Inside Maine’s Race to the Top application, Part 5

Inside Maine’s Race to the Top application, Part 5

June 17, 2010 Posted by Steve Bowen - No Comments

The second major section of the Race to the Top application relates to “standards and assessments,” and while this section of the application is rather long, there isn’t a whole lot of note to report, frankly.

In fact, most of Maine’s response to the first part of  this section of the application describes the various interstate consortia the state is a part of, including, but not limited to, the following:

  • The New England Comprehensive Assessment System, which runs the new standardized testing regime the state uses, the NECAP.
  • The Common Core State Standards Initiative, a 48-state effort to develop common academic standards, parts of which Maine will later adopt in place of the state’s existing Learning Results.
  • The American Diploma Project, another standards benchmarking effort.
  • The Career-Technical Education Consortium, an attempt to benchmark industry-related science and technical standards.
  • The New England Secondary School Consortium, which is working on high school redesign.

The “Next Generation Learning partnership” is described as “our newest initiative,” but it is hard to tell what exactly it is or does, as the paragraph describing it has to be the most poorly written one I’ve read so far:

“In our newest initiative, The Next Generation Learning partnership (NxGL), there are six lab states, Kentucky, New York, Ohio, West Virginia, and Wisconsin. The Partnership’ work is aligned with the work and goals of the Race to the Top. States and participating districts will work to adopt practices aligned with the Common Core in each of the lab sites. SAU #15 (Gray/New Gloucester) and the State are embarking on a system transformation at the state, district, and local levels. The emphasis is on the next generation of education not the current generation. Key is the implementation of educational systems that center on the student experience with measures of progress. To be selected, out of 25 applications, we had to demonstrate concrete evidence, through a self assessment, that Maine was prepared to implement innovative practices.”

Unbelievably, we sent this to the United States Department of Education.

With the first part of this section of the application focused on common standards, the second part focuses on assessments, and, like the section before it, is basically a list of the various assessment consortia of which Maine is a part:

  • The aforementioned New England Common Assessment Program, the NECAP test that now takes the place of the old MEA test.
  • The SMARTER Balanced Assessment Consortium (now under the leadership of former commissioner Susan Gendron), which is working on developing an assessment regime to accompany the coming Common Core standards.
  • The State Collaborative on Assessment and Student Standards (SCASS), which, according to the application, is “supporting assessment and accountability work through that Council of Chief State School Officers.” The SCASS is evidently made up of sub-consortia, there of which Maine is a member of: Accountability and Systems Reporting (ASR), Career and Technical Assessment Consortium (CTAC) and Science Education Assessment (SCIENCE)

Well, if we get points for being joiners, we’re in good shape. I just wonder how future Education Committees and district School Boards will deal with the fact that the state’s learning standards and the assessments we use to measure student mastery of them are to be developed somewhere far from here. If discussion at the recent Education Committee meeting was any indication, the committee, at least, don’t seem to have realized that “common” standards and assessments are developed by someone other than them.

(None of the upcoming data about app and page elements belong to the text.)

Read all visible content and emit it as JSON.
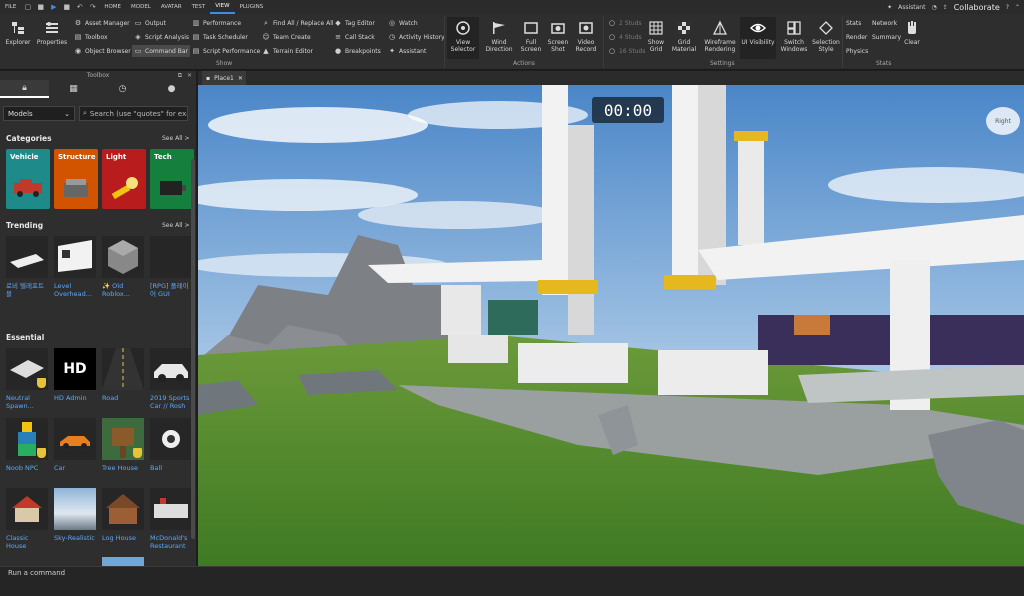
{
  "menubar": {
    "file": "FILE",
    "tabs": [
      "HOME",
      "MODEL",
      "AVATAR",
      "TEST",
      "VIEW",
      "PLUGINS"
    ],
    "active_tab": "VIEW",
    "assistant": "Assistant",
    "collaborate": "Collaborate"
  },
  "ribbon": {
    "explorer": "Explorer",
    "properties": "Properties",
    "show_items": [
      "Asset Manager",
      "Toolbox",
      "Object Browser",
      "Output",
      "Script Analysis",
      "Command Bar",
      "Performance",
      "Task Scheduler",
      "Script Performance",
      "Find All / Replace All",
      "Team Create",
      "Terrain Editor",
      "Tag Editor",
      "Call Stack",
      "Breakpoints",
      "Watch",
      "Activity History",
      "Assistant"
    ],
    "show_group": "Show",
    "actions": [
      "View Selector",
      "Wind Direction",
      "Full Screen",
      "Screen Shot",
      "Video Record"
    ],
    "actions_group": "Actions",
    "studs": [
      "2 Studs",
      "4 Studs",
      "16 Studs"
    ],
    "settings": [
      "Show Grid",
      "Grid Material",
      "Wireframe Rendering",
      "UI Visibility",
      "Switch Windows",
      "Selection Style"
    ],
    "settings_group": "Settings",
    "stats_items": [
      "Stats",
      "Network",
      "Render",
      "Summary",
      "Physics"
    ],
    "clear": "Clear",
    "stats_group": "Stats"
  },
  "toolbox": {
    "title": "Toolbox",
    "dropdown": "Models",
    "search_placeholder": "Search (use \"quotes\" for exact",
    "categories_title": "Categories",
    "see_all": "See All >",
    "categories": [
      "Vehicle",
      "Structure",
      "Light",
      "Tech"
    ],
    "trending_title": "Trending",
    "trending": [
      "로비 텔레포트 블",
      "Level Overhead...",
      "✨ Old Roblox...",
      "[RPG] 플레이어 GUI"
    ],
    "essential_title": "Essential",
    "essential": [
      "Neutral Spawn...",
      "HD Admin",
      "Road",
      "2019 Sports Car // Rosh",
      "Noob NPC",
      "Car",
      "Tree House",
      "Ball",
      "Classic House",
      "Sky-Realistic",
      "Log House",
      "McDonald's Restaurant"
    ],
    "hd_admin_logo": "HD"
  },
  "document": {
    "tab": "Place1"
  },
  "viewport": {
    "timer": "00:00",
    "cube_label": "Right"
  },
  "command_bar": {
    "placeholder": "Run a command"
  }
}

If the first two parts of this section of the application are somewhat lacking, the third part, dealing with the implementation of the Common Core standards, is the strongest section of the application yet. It is a well crafted and heavily detailed explanation of the state’s implementation plan, including proposed completion dates, and brings together various elements from across the larger reform agenda, from standards and assessment to teacher training, early learning, and Advanced Placement. It is an solid piece of work and the first evidence yet that someone at the Department has been thinking long and hard about how we’ll actually do this.

So, overall, a bit of a mixed bag in this section of the application.  It may be news to some, I suppose, that we have essentially agreed to adopt standards and student assessments in common with other states, but it is more notable to me that the Department seems to have developed a relatively comprehensive plan to actually do it.  If only the first parts of the section had been more skillfully written…